Task prompt >> Only lines holding the word "true" are wanted. Copy them from the listing below.

Segment Open

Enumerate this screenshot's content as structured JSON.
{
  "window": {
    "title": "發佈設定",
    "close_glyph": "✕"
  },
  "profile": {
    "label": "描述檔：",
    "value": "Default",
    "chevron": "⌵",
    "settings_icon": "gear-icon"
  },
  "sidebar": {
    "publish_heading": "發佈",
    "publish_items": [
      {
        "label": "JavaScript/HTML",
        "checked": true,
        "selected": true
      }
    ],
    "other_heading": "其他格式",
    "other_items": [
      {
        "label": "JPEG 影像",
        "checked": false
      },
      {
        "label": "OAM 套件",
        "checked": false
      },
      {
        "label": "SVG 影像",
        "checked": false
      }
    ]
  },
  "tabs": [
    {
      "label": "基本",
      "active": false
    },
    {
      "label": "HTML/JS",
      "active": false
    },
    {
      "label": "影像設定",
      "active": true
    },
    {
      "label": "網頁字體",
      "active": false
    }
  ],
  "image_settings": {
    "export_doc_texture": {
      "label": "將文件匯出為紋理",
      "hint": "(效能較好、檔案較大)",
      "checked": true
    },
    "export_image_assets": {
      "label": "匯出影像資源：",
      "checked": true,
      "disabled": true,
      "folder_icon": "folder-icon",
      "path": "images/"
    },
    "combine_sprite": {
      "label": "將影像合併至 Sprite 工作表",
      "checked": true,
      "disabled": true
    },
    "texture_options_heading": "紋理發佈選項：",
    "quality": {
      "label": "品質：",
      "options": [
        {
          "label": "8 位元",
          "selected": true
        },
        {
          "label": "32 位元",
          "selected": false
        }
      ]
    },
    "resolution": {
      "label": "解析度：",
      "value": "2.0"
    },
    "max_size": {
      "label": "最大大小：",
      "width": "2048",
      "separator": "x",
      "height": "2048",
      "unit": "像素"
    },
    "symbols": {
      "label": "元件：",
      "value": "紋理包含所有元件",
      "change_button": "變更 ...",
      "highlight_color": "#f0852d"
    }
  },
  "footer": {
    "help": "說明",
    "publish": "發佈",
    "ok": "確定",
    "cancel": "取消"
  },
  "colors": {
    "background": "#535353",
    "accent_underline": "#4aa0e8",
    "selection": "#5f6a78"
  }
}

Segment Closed

Written answer >>
        "checked": true,
        "selected": true
      "active": true
      "checked": true
      "checked": true,
      "disabled": true,
      "checked": true,
      "disabled": true
          "selected": true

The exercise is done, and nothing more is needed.